Ooof. So that is a much bigger can of worms that you realize. I thought you meant on the same device.
It's not a physics engine problem really, it's a floating point number problem. Basically, you cannot expect any code that uses floating point numbers to give you the same results if you use a different compiler, change compiler settings, compile for a different OS, compile for a different ABI, or compile for a different CPU. Floating point numbers are not exact, so any little change to the code or the order of the machine instructions is going to give you different results. It's even worse with something like a physics library because each frame is based on the calculations of the previous frame. So any little error builds up over time. You aren't going to find that any particular "version" of the simulation is more or less correct, but they will all be slightly different. A different library isn't going to fix that.
You *cannot* rely on a simulation to be repeatable unless run within the same exact executable and with the same exact starting conditions. If you need the simulation to be the same across different devices (such as in a networked game) then you need to make sure that you compensate for that in your code. Usually this is done by making one of the simulations the server and constantly resynchronizing all of the other simulations to it. Only what happens on the server's copy of the simulation matters.

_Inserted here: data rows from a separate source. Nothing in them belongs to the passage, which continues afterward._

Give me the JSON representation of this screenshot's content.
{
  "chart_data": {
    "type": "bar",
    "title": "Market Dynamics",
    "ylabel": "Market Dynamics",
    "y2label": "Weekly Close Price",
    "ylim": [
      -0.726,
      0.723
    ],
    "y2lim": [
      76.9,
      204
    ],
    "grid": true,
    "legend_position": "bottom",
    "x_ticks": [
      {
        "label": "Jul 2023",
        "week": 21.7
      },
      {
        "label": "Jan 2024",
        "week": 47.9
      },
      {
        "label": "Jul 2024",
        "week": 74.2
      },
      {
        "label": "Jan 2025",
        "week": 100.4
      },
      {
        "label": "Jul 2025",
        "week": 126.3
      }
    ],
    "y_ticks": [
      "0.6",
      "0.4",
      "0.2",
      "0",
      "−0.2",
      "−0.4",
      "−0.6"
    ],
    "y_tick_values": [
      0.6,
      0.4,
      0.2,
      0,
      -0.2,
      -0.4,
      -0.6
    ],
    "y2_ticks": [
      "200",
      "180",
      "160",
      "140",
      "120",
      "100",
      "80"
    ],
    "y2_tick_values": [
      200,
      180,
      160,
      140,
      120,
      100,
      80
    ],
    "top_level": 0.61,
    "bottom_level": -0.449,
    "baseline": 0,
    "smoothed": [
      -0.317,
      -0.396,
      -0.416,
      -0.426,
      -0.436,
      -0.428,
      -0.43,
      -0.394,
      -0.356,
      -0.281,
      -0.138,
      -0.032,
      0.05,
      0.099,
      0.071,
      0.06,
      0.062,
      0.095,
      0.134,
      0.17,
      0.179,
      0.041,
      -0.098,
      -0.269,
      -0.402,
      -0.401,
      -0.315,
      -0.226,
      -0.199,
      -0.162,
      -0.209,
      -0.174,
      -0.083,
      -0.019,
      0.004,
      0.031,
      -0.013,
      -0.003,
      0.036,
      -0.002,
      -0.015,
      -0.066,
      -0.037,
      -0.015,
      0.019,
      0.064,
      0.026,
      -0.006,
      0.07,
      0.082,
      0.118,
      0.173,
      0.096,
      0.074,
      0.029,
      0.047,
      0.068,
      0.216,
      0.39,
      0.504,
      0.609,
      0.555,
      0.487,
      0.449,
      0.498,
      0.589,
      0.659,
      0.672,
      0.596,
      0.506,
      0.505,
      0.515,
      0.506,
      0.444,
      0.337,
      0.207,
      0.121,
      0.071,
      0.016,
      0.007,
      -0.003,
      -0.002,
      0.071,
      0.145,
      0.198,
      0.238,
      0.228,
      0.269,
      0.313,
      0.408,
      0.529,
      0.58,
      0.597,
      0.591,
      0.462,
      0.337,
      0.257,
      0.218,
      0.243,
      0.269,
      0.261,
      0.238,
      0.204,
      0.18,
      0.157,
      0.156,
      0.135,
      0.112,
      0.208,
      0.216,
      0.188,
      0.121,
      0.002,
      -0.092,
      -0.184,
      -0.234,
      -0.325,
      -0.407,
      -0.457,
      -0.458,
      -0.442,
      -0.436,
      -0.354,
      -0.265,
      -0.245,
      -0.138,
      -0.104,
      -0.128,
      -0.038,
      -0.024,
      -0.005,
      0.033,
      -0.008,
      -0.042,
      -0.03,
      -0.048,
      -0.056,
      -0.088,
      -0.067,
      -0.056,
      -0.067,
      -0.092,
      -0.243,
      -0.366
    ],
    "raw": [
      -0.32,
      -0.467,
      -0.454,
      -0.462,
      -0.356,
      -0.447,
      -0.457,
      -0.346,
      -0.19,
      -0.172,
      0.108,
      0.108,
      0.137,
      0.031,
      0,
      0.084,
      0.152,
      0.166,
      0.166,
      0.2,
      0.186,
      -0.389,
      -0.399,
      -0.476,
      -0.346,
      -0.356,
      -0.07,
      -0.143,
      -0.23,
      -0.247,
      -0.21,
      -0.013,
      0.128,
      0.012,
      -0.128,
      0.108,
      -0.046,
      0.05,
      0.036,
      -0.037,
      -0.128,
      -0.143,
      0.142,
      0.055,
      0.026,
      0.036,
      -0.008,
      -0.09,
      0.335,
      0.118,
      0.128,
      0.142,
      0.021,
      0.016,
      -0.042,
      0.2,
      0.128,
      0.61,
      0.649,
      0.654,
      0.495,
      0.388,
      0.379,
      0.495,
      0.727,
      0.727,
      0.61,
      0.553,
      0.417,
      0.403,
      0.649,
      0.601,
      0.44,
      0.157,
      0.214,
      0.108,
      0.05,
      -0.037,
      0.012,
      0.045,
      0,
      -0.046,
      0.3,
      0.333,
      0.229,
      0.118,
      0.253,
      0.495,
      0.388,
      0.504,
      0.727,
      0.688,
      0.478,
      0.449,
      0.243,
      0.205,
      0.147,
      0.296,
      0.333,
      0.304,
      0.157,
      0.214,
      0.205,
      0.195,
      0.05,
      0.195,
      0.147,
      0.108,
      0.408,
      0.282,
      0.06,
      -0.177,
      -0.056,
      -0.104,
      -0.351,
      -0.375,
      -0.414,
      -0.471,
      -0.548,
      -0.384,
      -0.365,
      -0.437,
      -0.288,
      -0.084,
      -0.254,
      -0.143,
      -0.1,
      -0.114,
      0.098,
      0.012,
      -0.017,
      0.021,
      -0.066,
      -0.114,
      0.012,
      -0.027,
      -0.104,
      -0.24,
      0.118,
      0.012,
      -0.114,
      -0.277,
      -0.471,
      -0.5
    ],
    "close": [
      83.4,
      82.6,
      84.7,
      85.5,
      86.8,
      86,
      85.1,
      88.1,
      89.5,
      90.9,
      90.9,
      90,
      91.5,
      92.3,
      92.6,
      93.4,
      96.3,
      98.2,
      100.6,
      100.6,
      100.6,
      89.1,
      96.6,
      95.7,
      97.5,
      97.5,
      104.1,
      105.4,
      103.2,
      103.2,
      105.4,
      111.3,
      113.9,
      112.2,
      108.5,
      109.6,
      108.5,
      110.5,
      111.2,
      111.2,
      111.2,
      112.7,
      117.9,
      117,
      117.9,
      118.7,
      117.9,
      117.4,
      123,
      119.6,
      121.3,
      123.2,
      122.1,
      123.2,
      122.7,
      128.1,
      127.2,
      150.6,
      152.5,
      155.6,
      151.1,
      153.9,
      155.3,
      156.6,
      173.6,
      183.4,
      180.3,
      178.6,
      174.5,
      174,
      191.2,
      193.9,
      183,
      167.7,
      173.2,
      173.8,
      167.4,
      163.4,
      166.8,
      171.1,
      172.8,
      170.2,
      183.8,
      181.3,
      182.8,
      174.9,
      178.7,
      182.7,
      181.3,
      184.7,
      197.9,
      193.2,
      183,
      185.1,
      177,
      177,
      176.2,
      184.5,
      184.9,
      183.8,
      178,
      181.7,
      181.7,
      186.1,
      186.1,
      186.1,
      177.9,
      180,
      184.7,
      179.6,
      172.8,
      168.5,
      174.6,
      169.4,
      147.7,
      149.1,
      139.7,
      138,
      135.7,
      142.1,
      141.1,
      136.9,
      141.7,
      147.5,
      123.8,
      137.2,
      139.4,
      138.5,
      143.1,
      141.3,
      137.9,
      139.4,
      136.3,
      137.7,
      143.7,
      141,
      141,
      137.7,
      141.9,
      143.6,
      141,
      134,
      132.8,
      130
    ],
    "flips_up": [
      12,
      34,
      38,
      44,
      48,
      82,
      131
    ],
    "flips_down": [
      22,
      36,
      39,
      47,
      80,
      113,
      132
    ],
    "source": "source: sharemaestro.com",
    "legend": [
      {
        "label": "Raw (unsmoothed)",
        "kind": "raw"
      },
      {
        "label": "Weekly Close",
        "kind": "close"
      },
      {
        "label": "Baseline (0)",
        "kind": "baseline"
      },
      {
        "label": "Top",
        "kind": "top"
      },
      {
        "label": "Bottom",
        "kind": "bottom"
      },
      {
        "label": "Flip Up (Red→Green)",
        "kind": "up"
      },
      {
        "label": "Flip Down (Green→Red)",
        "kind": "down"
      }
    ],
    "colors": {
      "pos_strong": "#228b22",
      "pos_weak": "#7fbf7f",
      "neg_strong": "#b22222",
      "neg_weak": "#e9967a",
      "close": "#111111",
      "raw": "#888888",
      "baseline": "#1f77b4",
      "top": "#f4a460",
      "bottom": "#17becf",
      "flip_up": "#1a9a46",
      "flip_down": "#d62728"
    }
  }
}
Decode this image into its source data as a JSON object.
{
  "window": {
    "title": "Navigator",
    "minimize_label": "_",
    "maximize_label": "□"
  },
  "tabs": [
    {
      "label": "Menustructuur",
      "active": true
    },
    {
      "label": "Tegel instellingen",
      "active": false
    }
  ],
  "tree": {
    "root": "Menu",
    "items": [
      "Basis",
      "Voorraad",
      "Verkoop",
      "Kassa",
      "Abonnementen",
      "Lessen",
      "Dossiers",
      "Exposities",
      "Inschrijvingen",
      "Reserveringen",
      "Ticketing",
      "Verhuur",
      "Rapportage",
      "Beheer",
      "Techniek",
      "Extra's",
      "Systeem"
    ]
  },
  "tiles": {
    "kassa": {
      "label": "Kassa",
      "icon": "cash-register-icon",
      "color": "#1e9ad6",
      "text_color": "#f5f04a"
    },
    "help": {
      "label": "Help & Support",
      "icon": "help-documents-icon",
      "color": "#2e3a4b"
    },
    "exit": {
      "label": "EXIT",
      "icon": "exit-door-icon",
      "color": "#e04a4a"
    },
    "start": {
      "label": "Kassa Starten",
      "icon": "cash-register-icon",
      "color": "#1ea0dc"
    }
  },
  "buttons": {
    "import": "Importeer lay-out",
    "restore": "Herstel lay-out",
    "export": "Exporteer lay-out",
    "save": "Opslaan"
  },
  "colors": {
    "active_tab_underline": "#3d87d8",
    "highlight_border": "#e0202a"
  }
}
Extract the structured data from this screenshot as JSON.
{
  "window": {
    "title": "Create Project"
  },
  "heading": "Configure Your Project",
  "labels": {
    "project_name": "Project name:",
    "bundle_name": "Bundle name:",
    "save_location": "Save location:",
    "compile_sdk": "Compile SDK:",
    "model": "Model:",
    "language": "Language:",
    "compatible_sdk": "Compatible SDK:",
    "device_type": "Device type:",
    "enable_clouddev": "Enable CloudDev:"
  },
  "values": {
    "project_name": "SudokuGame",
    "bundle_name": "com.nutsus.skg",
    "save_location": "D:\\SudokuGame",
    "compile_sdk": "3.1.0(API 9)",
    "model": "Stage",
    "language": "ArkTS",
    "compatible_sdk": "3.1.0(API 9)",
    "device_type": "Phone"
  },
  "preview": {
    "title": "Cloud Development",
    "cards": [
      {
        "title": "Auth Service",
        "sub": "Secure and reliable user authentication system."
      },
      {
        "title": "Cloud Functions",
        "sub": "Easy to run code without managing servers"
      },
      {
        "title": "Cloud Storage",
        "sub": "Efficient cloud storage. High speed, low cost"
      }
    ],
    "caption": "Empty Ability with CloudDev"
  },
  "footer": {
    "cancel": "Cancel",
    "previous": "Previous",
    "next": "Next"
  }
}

If you *really* want deterministic simulations across devices you can force software (integer) based floating point math, or implement fixed precision math. It's not really worth it though in my opinion (I certainly haven't done it). The resulting code would be much much more work and much much slower than using the (lossy) native floating point hardware and dealing with inaccuracies.